(Your instructions) Every line of the material below that contains the string "CapCut" must appear in the answer.

(Dataset extract)
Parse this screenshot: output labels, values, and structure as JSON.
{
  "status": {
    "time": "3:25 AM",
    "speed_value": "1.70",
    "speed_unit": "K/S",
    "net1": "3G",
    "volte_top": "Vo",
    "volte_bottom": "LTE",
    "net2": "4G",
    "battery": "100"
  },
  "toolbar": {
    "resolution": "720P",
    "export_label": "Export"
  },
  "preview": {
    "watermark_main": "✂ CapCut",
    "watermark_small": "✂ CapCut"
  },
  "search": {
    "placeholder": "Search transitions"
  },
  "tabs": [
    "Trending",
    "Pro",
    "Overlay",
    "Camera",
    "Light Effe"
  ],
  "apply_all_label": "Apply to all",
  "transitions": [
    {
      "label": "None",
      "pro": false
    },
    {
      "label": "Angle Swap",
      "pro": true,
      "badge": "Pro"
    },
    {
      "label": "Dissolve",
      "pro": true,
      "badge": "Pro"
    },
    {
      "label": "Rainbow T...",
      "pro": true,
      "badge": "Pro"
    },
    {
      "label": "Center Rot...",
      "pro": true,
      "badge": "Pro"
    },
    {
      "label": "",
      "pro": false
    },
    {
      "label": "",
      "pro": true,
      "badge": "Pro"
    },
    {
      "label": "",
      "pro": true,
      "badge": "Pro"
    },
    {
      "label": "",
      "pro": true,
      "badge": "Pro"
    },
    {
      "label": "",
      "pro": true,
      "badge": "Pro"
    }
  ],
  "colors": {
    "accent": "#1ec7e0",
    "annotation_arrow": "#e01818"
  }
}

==

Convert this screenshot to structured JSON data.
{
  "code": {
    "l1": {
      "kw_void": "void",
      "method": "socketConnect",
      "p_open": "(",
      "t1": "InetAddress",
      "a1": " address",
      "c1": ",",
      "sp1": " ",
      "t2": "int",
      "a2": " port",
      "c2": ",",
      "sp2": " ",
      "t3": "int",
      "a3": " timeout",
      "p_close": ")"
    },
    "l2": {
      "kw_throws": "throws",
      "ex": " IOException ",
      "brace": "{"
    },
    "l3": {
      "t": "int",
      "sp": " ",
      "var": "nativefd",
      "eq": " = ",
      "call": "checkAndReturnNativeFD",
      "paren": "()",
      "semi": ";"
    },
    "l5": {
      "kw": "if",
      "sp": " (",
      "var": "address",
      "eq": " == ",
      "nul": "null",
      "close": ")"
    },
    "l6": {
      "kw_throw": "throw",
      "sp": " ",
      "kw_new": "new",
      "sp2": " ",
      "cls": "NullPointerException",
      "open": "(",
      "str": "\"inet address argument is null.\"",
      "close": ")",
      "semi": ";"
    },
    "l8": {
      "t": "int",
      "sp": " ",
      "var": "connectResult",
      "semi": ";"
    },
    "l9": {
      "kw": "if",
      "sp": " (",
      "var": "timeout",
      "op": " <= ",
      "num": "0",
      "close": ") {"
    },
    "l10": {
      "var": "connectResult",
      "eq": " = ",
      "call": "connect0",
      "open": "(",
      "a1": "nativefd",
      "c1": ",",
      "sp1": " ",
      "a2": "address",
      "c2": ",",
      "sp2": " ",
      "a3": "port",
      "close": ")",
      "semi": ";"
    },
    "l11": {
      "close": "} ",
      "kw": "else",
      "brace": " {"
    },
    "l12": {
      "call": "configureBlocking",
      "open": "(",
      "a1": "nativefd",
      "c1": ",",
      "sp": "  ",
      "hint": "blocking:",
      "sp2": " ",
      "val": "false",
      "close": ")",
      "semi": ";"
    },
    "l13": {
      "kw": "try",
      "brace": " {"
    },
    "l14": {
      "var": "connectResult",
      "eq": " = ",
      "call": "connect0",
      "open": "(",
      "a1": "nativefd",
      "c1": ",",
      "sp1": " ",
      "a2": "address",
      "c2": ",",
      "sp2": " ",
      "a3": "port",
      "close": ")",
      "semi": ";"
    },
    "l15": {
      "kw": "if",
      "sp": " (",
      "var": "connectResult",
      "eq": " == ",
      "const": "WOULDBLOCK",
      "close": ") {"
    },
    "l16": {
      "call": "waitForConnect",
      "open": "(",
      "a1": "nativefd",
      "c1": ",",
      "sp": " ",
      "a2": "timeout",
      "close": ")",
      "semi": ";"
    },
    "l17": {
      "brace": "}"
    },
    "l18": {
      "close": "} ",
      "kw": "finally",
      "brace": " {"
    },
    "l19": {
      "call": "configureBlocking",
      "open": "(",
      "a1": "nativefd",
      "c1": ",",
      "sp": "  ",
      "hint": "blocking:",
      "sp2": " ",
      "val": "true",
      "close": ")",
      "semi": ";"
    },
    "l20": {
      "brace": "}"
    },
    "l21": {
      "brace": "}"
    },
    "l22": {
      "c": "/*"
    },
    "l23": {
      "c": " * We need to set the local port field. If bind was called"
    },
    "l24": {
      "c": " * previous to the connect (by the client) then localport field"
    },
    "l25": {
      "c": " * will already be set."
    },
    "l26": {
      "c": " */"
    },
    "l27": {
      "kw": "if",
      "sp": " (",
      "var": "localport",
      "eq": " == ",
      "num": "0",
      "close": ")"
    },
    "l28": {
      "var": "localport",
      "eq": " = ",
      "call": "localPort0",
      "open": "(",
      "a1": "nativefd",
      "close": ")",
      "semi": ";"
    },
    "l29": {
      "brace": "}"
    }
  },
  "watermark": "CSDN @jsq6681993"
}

(Problem solution)
    "watermark_main": "✂ CapCut",
    "watermark_small": "✂ CapCut"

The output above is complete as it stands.